EXERCISE
Every line below should be given again without alteration.

** RECORDS TO USE follows **

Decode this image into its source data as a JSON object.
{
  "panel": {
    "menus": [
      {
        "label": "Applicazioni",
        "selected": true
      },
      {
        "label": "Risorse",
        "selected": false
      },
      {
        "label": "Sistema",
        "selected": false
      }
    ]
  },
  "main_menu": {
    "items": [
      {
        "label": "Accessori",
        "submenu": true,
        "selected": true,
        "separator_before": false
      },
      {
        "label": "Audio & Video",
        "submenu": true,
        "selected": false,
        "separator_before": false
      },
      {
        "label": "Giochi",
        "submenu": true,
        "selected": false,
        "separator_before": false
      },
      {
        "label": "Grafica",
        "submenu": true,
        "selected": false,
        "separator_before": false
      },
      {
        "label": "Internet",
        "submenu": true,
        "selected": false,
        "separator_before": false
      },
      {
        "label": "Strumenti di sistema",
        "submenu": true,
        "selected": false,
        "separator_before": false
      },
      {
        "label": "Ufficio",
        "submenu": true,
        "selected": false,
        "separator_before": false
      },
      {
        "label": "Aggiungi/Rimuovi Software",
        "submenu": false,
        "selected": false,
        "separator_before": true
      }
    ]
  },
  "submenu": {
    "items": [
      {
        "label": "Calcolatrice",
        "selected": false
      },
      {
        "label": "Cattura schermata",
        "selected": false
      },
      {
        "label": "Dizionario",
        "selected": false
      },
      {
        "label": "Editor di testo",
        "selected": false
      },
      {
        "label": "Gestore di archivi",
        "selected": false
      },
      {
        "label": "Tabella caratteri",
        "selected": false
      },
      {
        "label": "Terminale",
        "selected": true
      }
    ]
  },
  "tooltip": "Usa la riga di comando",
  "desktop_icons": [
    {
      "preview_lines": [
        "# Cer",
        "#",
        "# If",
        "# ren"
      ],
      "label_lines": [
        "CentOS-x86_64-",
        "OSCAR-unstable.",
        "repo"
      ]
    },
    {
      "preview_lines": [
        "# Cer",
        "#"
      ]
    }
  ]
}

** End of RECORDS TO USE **

RESPONSE AREA
Decode this image into its source data as a JSON object.
{
  "panel": {
    "menus": [
      {
        "label": "Applicazioni",
        "selected": true
      },
      {
        "label": "Risorse",
        "selected": false
      },
      {
        "label": "Sistema",
        "selected": false
      }
    ]
  },
  "main_menu": {
    "items": [
      {
        "label": "Accessori",
        "submenu": true,
        "selected": true,
        "separator_before": false
      },
      {
        "label": "Audio & Video",
        "submenu": true,
        "selected": false,
        "separator_before": false
      },
      {
        "label": "Giochi",
        "submenu": true,
        "selected": false,
        "separator_before": false
      },
      {
        "label": "Grafica",
        "submenu": true,
        "selected": false,
        "separator_before": false
      },
      {
        "label": "Internet",
        "submenu": true,
        "selected": false,
        "separator_before": false
      },
      {
        "label": "Strumenti di sistema",
        "submenu": true,
        "selected": false,
        "separator_before": false
      },
      {
        "label": "Ufficio",
        "submenu": true,
        "selected": false,
        "separator_before": false
      },
      {
        "label": "Aggiungi/Rimuovi Software",
        "submenu": false,
        "selected": false,
        "separator_before": true
      }
    ]
  },
  "submenu": {
    "items": [
      {
        "label": "Calcolatrice",
        "selected": false
      },
      {
        "label": "Cattura schermata",
        "selected": false
      },
      {
        "label": "Dizionario",
        "selected": false
      },
      {
        "label": "Editor di testo",
        "selected": false
      },
      {
        "label": "Gestore di archivi",
        "selected": false
      },
      {
        "label": "Tabella caratteri",
        "selected": false
      },
      {
        "label": "Terminale",
        "selected": true
      }
    ]
  },
  "tooltip": "Usa la riga di comando",
  "desktop_icons": [
    {
      "preview_lines": [
        "# Cer",
        "#",
        "# If",
        "# ren"
      ],
      "label_lines": [
        "CentOS-x86_64-",
        "OSCAR-unstable.",
        "repo"
      ]
    },
    {
      "preview_lines": [
        "# Cer",
        "#"
      ]
    }
  ]
}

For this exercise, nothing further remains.